Meet Bonang Matheba: The First South African Ambassador For Revlon
Renowned television host, brand ambassador for Revlon, radio DJ, and social media maven,Â Bonang Matheba, is probably the greatest one-woman-show you’ll ever see.
We caught up with the South African beauty justÂ as she finished hostingÂ the Metro FM Music Awards to discuss everything from how social media changed her image to what it means to beÂ the only woman outside of the US to be named a Revlon ambassador.
As the only woman outside of the US to be named a global ambassador and face of Revlon, have you always looked up to women like Halle Berry, who is also a part of the Revlon family?
Yes, I have always looked up to Halle, not just for her ageless beauty and grace, but her body of work too. When the call came from Revlon, I was beside myself with excitement. And not just for the nod, but the huge honor of being in the same beauty house as one of my idols, Halle Berry. She is one of the reasons I work tirelessly everyday to be a model spokeswoman for Revlon, as she has set the bar for all of us that have joined after her. Her long service with the brand alone is a huge motivation.
You’re one of the few women in the media representing African countries right now. What do you think is the most important quality to have for this role?
I have always been taught that there’s no greater knowledge than truly knowing yourself, as that allows you to step out with pride. As a Tswana girl (a South African tribe), your public responsibility extends more outside of yourself. You are always first a representation of your family, your community, your tribe, and the nation. I’m learning that I have to be the African representation for the global community. It fills me with pride, but it’s also scary at times.
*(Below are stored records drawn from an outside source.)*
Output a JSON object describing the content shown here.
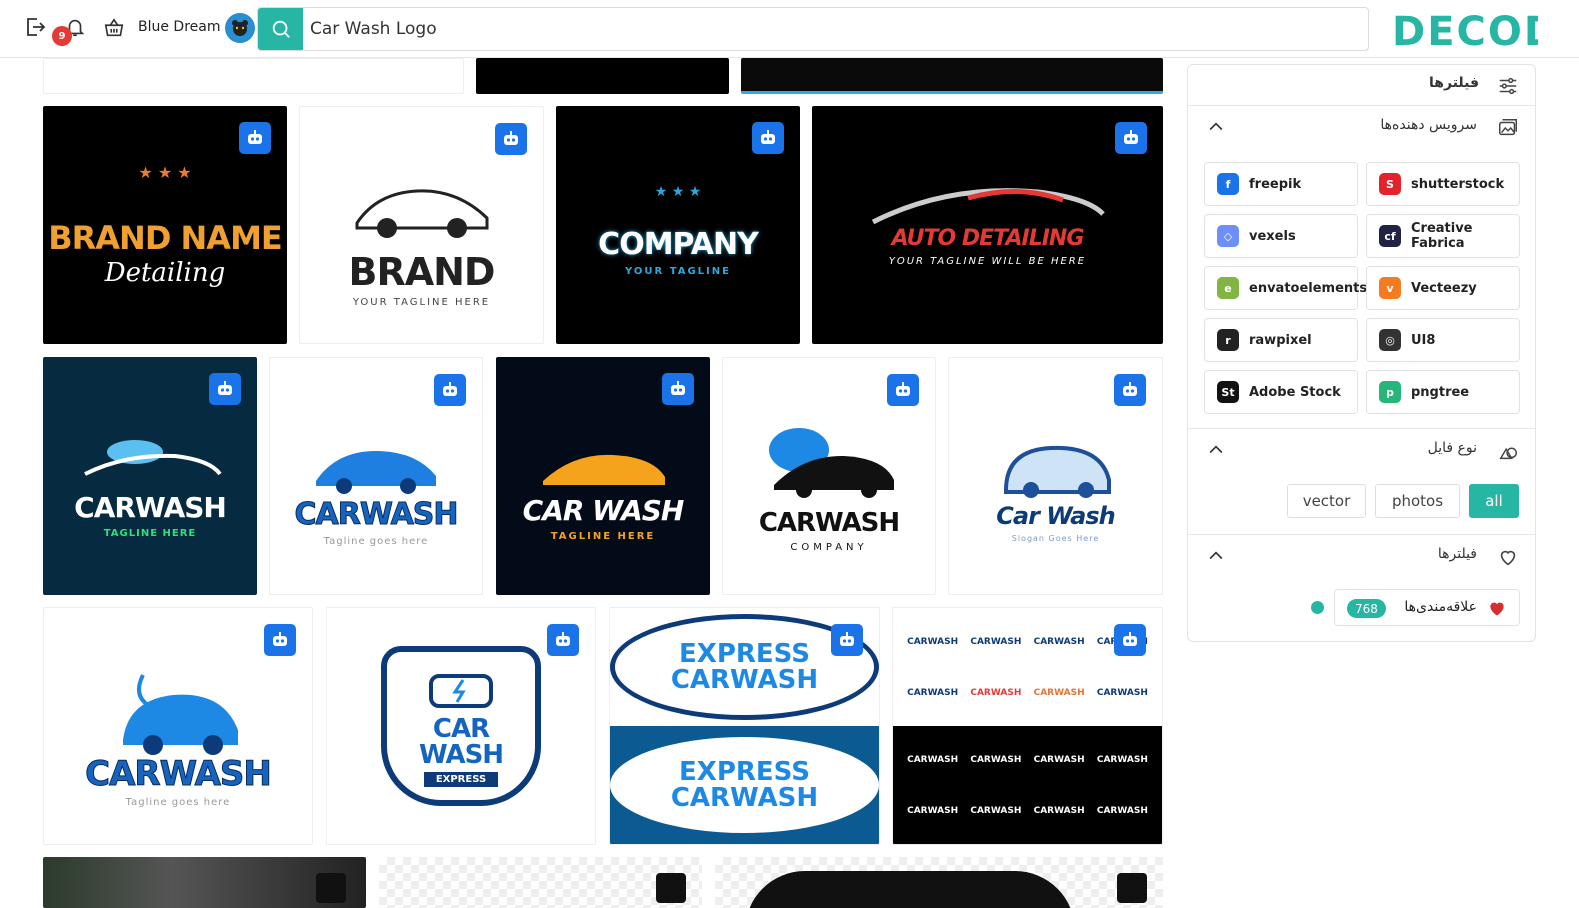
{
  "header": {
    "notification_count": "9",
    "username": "Blue Dream",
    "search_value": "Car Wash Logo",
    "logo_text": "DECOD"
  },
  "tiles": [
    {
      "title": "BRAND NAME",
      "subtitle": "Detailing",
      "bg": "#000000",
      "fg": "#f0a030"
    },
    {
      "title": "BRAND",
      "subtitle": "YOUR TAGLINE HERE",
      "bg": "#ffffff",
      "fg": "#222222"
    },
    {
      "title": "COMPANY",
      "subtitle": "YOUR TAGLINE",
      "bg": "#000000",
      "fg": "#ffffff"
    },
    {
      "title": "AUTO DETAILING",
      "subtitle": "YOUR TAGLINE WILL BE HERE",
      "bg": "#000000",
      "fg": "#e53935"
    },
    {
      "title": "CARWASH",
      "subtitle": "TAGLINE HERE",
      "bg": "#062a40",
      "fg": "#ffffff"
    },
    {
      "title": "CARWASH",
      "subtitle": "Tagline goes here",
      "bg": "#ffffff",
      "fg": "#1565c0"
    },
    {
      "title": "CAR WASH",
      "subtitle": "TAGLINE HERE",
      "bg": "#040b18",
      "fg": "#ffffff"
    },
    {
      "title": "CARWASH",
      "subtitle": "COMPANY",
      "bg": "#ffffff",
      "fg": "#111111"
    },
    {
      "title": "Car Wash",
      "subtitle": "Slogan Goes Here",
      "bg": "#ffffff",
      "fg": "#0d3b7a"
    },
    {
      "title": "CARWASH",
      "subtitle": "Tagline goes here",
      "bg": "#ffffff",
      "fg": "#1565c0"
    },
    {
      "title": "CAR WASH",
      "subtitle": "EXPRESS",
      "bg": "#ffffff",
      "fg": "#0d3b7a"
    },
    {
      "title": "EXPRESS CARWASH",
      "subtitle": "",
      "bg": "#0b5a92",
      "fg": "#ffffff"
    },
    {
      "title": "CARWASH",
      "subtitle": "",
      "bg": "#000000",
      "fg": "#ffffff"
    }
  ],
  "sidebar": {
    "filters_title": "فیلترها",
    "providers_title": "سرویس دهنده‌ها",
    "providers": [
      {
        "name": "freepik",
        "color": "#1a73e8",
        "glyph": "f"
      },
      {
        "name": "shutterstock",
        "color": "#e4222b",
        "glyph": "S"
      },
      {
        "name": "vexels",
        "color": "#6e8efb",
        "glyph": "◇"
      },
      {
        "name": "Creative Fabrica",
        "color": "#222244",
        "glyph": "cf"
      },
      {
        "name": "envatoelements",
        "color": "#82b541",
        "glyph": "e"
      },
      {
        "name": "Vecteezy",
        "color": "#f47b20",
        "glyph": "v"
      },
      {
        "name": "rawpixel",
        "color": "#222222",
        "glyph": "r"
      },
      {
        "name": "UI8",
        "color": "#333333",
        "glyph": "◎"
      },
      {
        "name": "Adobe Stock",
        "color": "#111111",
        "glyph": "St"
      },
      {
        "name": "pngtree",
        "color": "#26b67a",
        "glyph": "p"
      }
    ],
    "filetype_title": "نوع فایل",
    "filetypes": [
      "vector",
      "photos",
      "all"
    ],
    "filetype_selected": "all",
    "favorites_section_title": "فیلترها",
    "favorites_label": "علاقه‌مندی‌ها",
    "favorites_count": "768"
  }
}
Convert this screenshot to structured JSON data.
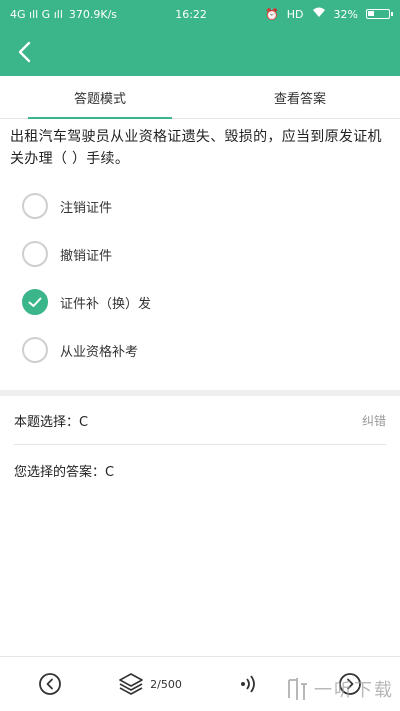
{
  "status_bar": {
    "network": "4G ıll G ıll",
    "speed": "370.9K/s",
    "time": "16:22",
    "indicators": "HD",
    "battery": "32%",
    "battery_level": 0.32
  },
  "app_bar": {
    "back_icon": "chevron-left-icon"
  },
  "tabs": [
    {
      "label": "答题模式",
      "active": true
    },
    {
      "label": "查看答案",
      "active": false
    }
  ],
  "question": {
    "text": "出租汽车驾驶员从业资格证遗失、毁损的，应当到原发证机关办理（ ）手续。"
  },
  "options": [
    {
      "label": "注销证件",
      "selected": false
    },
    {
      "label": "撤销证件",
      "selected": false
    },
    {
      "label": "证件补（换）发",
      "selected": true
    },
    {
      "label": "从业资格补考",
      "selected": false
    }
  ],
  "result": {
    "correct_answer": "本题选择：C",
    "report_label": "纠错",
    "your_answer": "您选择的答案：C"
  },
  "bottom_nav": {
    "prev_icon": "prev-circle-icon",
    "layers_icon": "layers-icon",
    "progress": "2/500",
    "audio_icon": "audio-icon",
    "next_icon": "next-circle-icon"
  },
  "watermark": {
    "text": "一听下载"
  },
  "colors": {
    "accent": "#3bb58a"
  }
}
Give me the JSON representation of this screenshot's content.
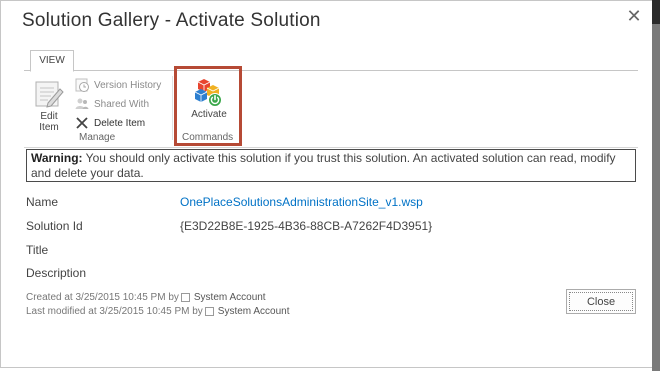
{
  "dialog": {
    "title": "Solution Gallery - Activate Solution",
    "close_icon": "close-icon"
  },
  "ribbon": {
    "tab_label": "VIEW",
    "manage": {
      "edit_item_line1": "Edit",
      "edit_item_line2": "Item",
      "version_history": "Version History",
      "shared_with": "Shared With",
      "delete_item": "Delete Item",
      "group_label": "Manage"
    },
    "commands": {
      "activate": "Activate",
      "group_label": "Commands",
      "highlight_color": "#b64a35"
    }
  },
  "warning": {
    "label": "Warning:",
    "text": "You should only activate this solution if you trust this solution. An activated solution can read, modify and delete your data."
  },
  "fields": {
    "name_label": "Name",
    "name_value": "OnePlaceSolutionsAdministrationSite_v1.wsp",
    "solution_id_label": "Solution Id",
    "solution_id_value": "{E3D22B8E-1925-4B36-88CB-A7262F4D3951}",
    "title_label": "Title",
    "description_label": "Description"
  },
  "meta": {
    "created_prefix": "Created at 3/25/2015 10:45 PM  by",
    "created_by": "System Account",
    "modified_prefix": "Last modified at 3/25/2015 10:45 PM  by",
    "modified_by": "System Account"
  },
  "footer": {
    "close_label": "Close"
  },
  "colors": {
    "link": "#0072c6",
    "border": "#c6c6c6"
  }
}
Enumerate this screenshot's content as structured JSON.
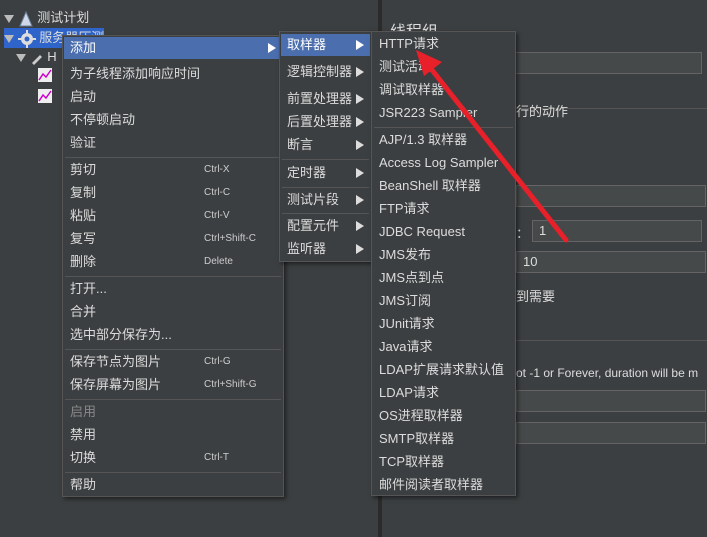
{
  "tree": {
    "test_plan": "测试计划",
    "thread_group": "服务器压测",
    "child_prefix": "H"
  },
  "right_panel": {
    "title": "线程组",
    "action_label": "行的动作",
    "loop_label": "：",
    "loop_value": "1",
    "value_10": "10",
    "delay_text": "到需要",
    "duration_text": "ot -1 or Forever, duration will be m"
  },
  "context_menu": {
    "items": [
      {
        "label": "添加",
        "submenu": true,
        "highlight": true
      },
      {
        "label": "为子线程添加响应时间"
      },
      {
        "label": "启动"
      },
      {
        "label": "不停顿启动"
      },
      {
        "label": "验证"
      },
      {
        "label": "剪切",
        "shortcut": "Ctrl-X"
      },
      {
        "label": "复制",
        "shortcut": "Ctrl-C"
      },
      {
        "label": "粘贴",
        "shortcut": "Ctrl-V"
      },
      {
        "label": "复写",
        "shortcut": "Ctrl+Shift-C"
      },
      {
        "label": "删除",
        "shortcut": "Delete"
      },
      {
        "label": "打开..."
      },
      {
        "label": "合并"
      },
      {
        "label": "选中部分保存为..."
      },
      {
        "label": "保存节点为图片",
        "shortcut": "Ctrl-G"
      },
      {
        "label": "保存屏幕为图片",
        "shortcut": "Ctrl+Shift-G"
      },
      {
        "label": "启用",
        "disabled": true
      },
      {
        "label": "禁用"
      },
      {
        "label": "切换",
        "shortcut": "Ctrl-T"
      },
      {
        "label": "帮助"
      }
    ]
  },
  "add_submenu": {
    "items": [
      {
        "label": "取样器",
        "highlight": true
      },
      {
        "label": "逻辑控制器"
      },
      {
        "label": "前置处理器"
      },
      {
        "label": "后置处理器"
      },
      {
        "label": "断言"
      },
      {
        "label": "定时器"
      },
      {
        "label": "测试片段"
      },
      {
        "label": "配置元件"
      },
      {
        "label": "监听器"
      }
    ]
  },
  "sampler_submenu": {
    "items": [
      "HTTP请求",
      "测试活动",
      "调试取样器",
      "JSR223 Sampler",
      "AJP/1.3 取样器",
      "Access Log Sampler",
      "BeanShell 取样器",
      "FTP请求",
      "JDBC Request",
      "JMS发布",
      "JMS点到点",
      "JMS订阅",
      "JUnit请求",
      "Java请求",
      "LDAP扩展请求默认值",
      "LDAP请求",
      "OS进程取样器",
      "SMTP取样器",
      "TCP取样器",
      "邮件阅读者取样器"
    ]
  },
  "colors": {
    "background": "#3c3f41",
    "highlight": "#4b6eaf",
    "annotation_arrow": "#e8202a"
  }
}
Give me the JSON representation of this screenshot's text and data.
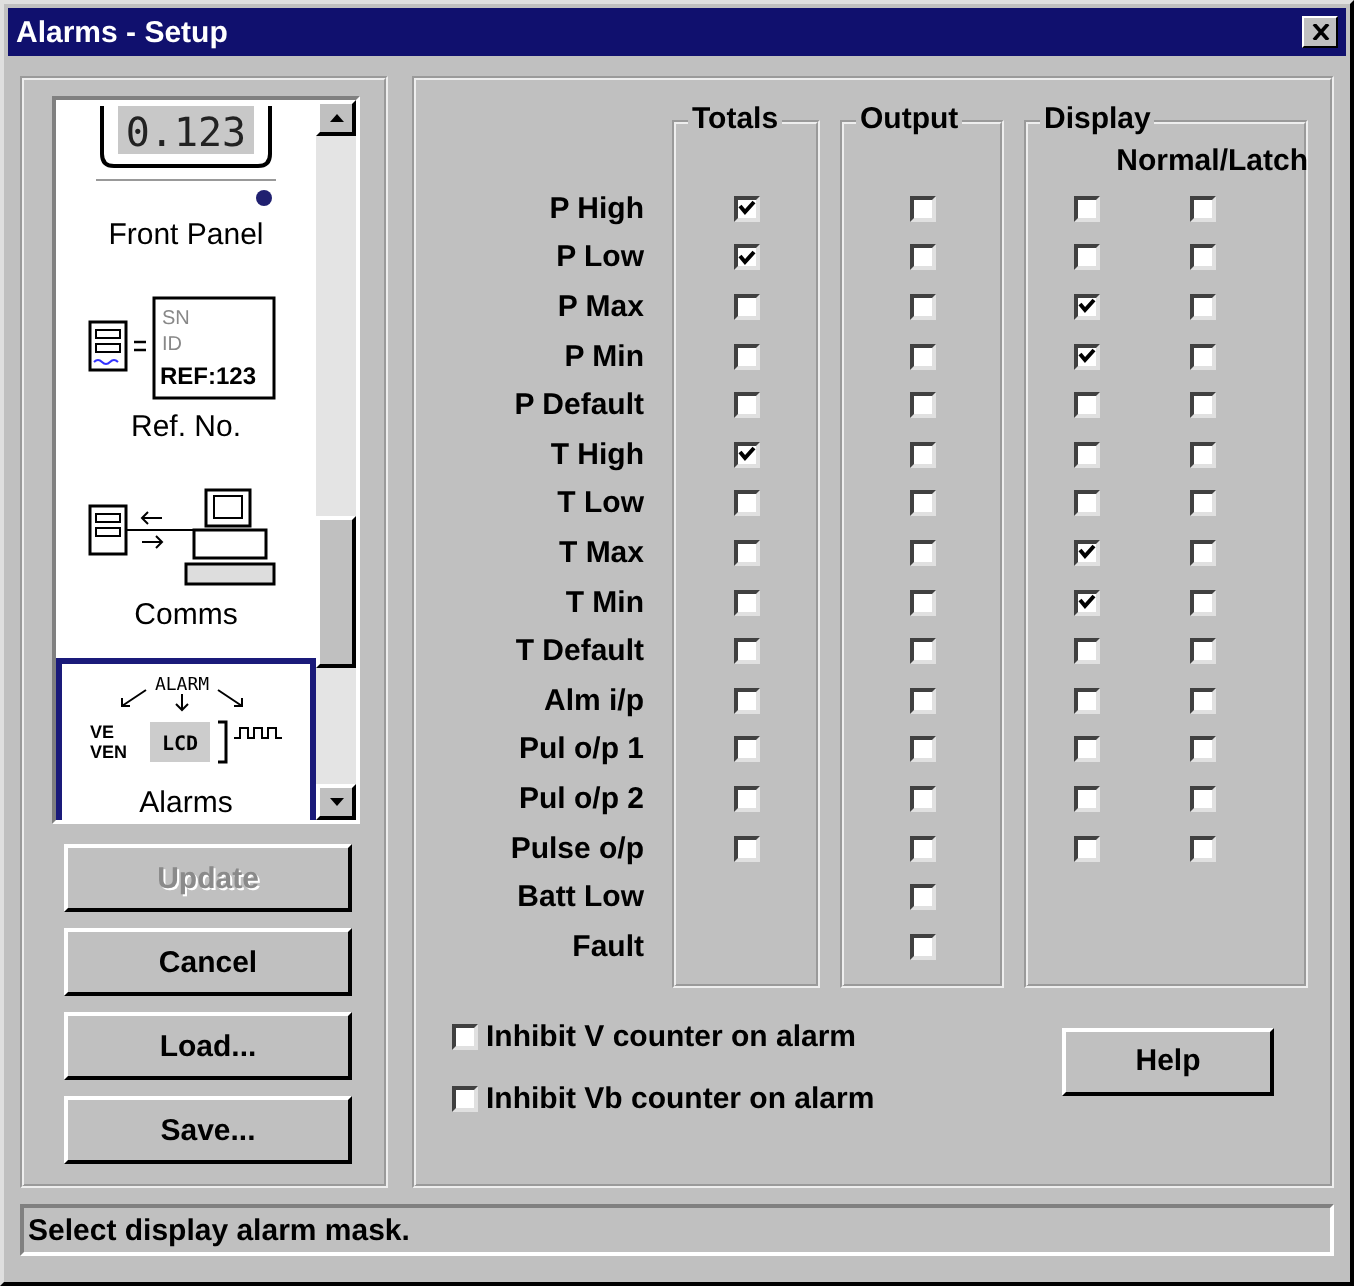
{
  "window": {
    "title": "Alarms - Setup"
  },
  "sidebar": {
    "items": [
      {
        "kind": "front-panel",
        "label": "Front Panel",
        "icon_text": [
          "0.123"
        ],
        "selected": false
      },
      {
        "kind": "ref",
        "label": "Ref. No.",
        "icon_text": [
          "SN",
          "ID",
          "REF:123"
        ],
        "selected": false
      },
      {
        "kind": "comms",
        "label": "Comms",
        "selected": false
      },
      {
        "kind": "alarms",
        "label": "Alarms",
        "icon_text": [
          "ALARM",
          "VE",
          "VEN",
          "LCD"
        ],
        "selected": true
      }
    ]
  },
  "buttons": [
    {
      "label": "Update",
      "disabled": true
    },
    {
      "label": "Cancel",
      "disabled": false
    },
    {
      "label": "Load...",
      "disabled": false
    },
    {
      "label": "Save...",
      "disabled": false
    }
  ],
  "columns": {
    "totals": "Totals",
    "output": "Output",
    "display": "Display",
    "display_sub": "Normal/Latch"
  },
  "rows": [
    {
      "label": "P High",
      "totals": true,
      "output": false,
      "normal": false,
      "latch": false
    },
    {
      "label": "P Low",
      "totals": true,
      "output": false,
      "normal": false,
      "latch": false
    },
    {
      "label": "P Max",
      "totals": false,
      "output": false,
      "normal": true,
      "latch": false
    },
    {
      "label": "P Min",
      "totals": false,
      "output": false,
      "normal": true,
      "latch": false
    },
    {
      "label": "P Default",
      "totals": false,
      "output": false,
      "normal": false,
      "latch": false
    },
    {
      "label": "T High",
      "totals": true,
      "output": false,
      "normal": false,
      "latch": false
    },
    {
      "label": "T Low",
      "totals": false,
      "output": false,
      "normal": false,
      "latch": false
    },
    {
      "label": "T Max",
      "totals": false,
      "output": false,
      "normal": true,
      "latch": false
    },
    {
      "label": "T Min",
      "totals": false,
      "output": false,
      "normal": true,
      "latch": false
    },
    {
      "label": "T Default",
      "totals": false,
      "output": false,
      "normal": false,
      "latch": false
    },
    {
      "label": "Alm i/p",
      "totals": false,
      "output": false,
      "normal": false,
      "latch": false
    },
    {
      "label": "Pul o/p 1",
      "totals": false,
      "output": false,
      "normal": false,
      "latch": false
    },
    {
      "label": "Pul o/p 2",
      "totals": false,
      "output": false,
      "normal": false,
      "latch": false
    },
    {
      "label": "Pulse o/p",
      "totals": false,
      "output": false,
      "normal": false,
      "latch": false
    },
    {
      "label": "Batt Low",
      "output": false
    },
    {
      "label": "Fault",
      "output": false
    }
  ],
  "options": [
    {
      "label": "Inhibit V counter on alarm",
      "checked": false
    },
    {
      "label": "Inhibit Vb counter on alarm",
      "checked": false
    }
  ],
  "help_button": "Help",
  "status_bar": "Select display alarm mask."
}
Because now the focus is about so much more than just myself and even my country! It’s about the world.
How has social media become a part of your persona and image?
For any celebrity, no matter what partÂ of the world orÂ whether you’re on social media or not â€” your star power is affected and influenced by social media. I personally choose to use it as aÂ research tool to gauge where I standÂ from the public’s perspective. I also like toÂ see what level of influence I have withÂ what Iâ€™m endorsing. Yes, at times it tends to be brutal, but you must hold your chin up and take both the positive and constructive criticisms in order to better yourself.
Do you think social media has been beneficial to women in your industry or more of an obstacle?
Itâ€™s a bit of both, really. It always boils down to your strength to overcome obstacles and just truly believing in your message.
I think so many women would want career advice from you, and probably ask how you balance so many roles and responsibilities. What kind of advice would you give to women who want to pursue a career path similar to yours?
Knowing and truly understanding what you are in this business for, and sticking to your beliefs. The balance is to always find time for yourself everyday. I always make sure that I have me-time at the beginning and the end of my day â€” the regular calls from my mom also help me stay centered.
Was there any particular career advice you were given early on that shaped you into the person you are now?
To never compete with anyone but myself, as looking over at what someone else is doing will distract me from my own path. Also, to know my weaknesses and when to say no to opportunities.
These terms seem to come with a lot of added pressure from the media, so what do you think is the biggest misconception about the terms ‘role model’ or ‘icon’?
People tend to base their entire lives or careers around role models and icons when all it means is that you have someone you admire that can help you create your own blueprint.
You’ve graced so many South African magazine covers, and you always look so sexy! Do you think women are starting to harness their sexuality as a strength rather than let the media tell them that sex appeal is shameful?
Women are coming into their own and taking charge of what messages are out there about them. We live in an age of Instagram where the everyday woman is able to dictate how the world views her. If sexy is what she is about, she can then portray that under her own terms.
WhatÂ do you want to change about how African women are represented in the media?
The world needs to know that we are feminine just like the western woman! We care about our beauty and fashion, and haveÂ for centuries. The tribal facial paintings were aboutÂ marking the stages of beauty in terms of age, so was the fashion.
I don’t think women get asked this enough, what do YOU think is your sexiest quality?
If you had asked me this in 2013, I would have waffled on about my smile, adventurous nature, personality, etc. But in 2014, my partnering with South Africa’s biggest retail store, Woolworths, for the Bonang For Distraction Lingerie line taught me to own my body as my sexiest asset.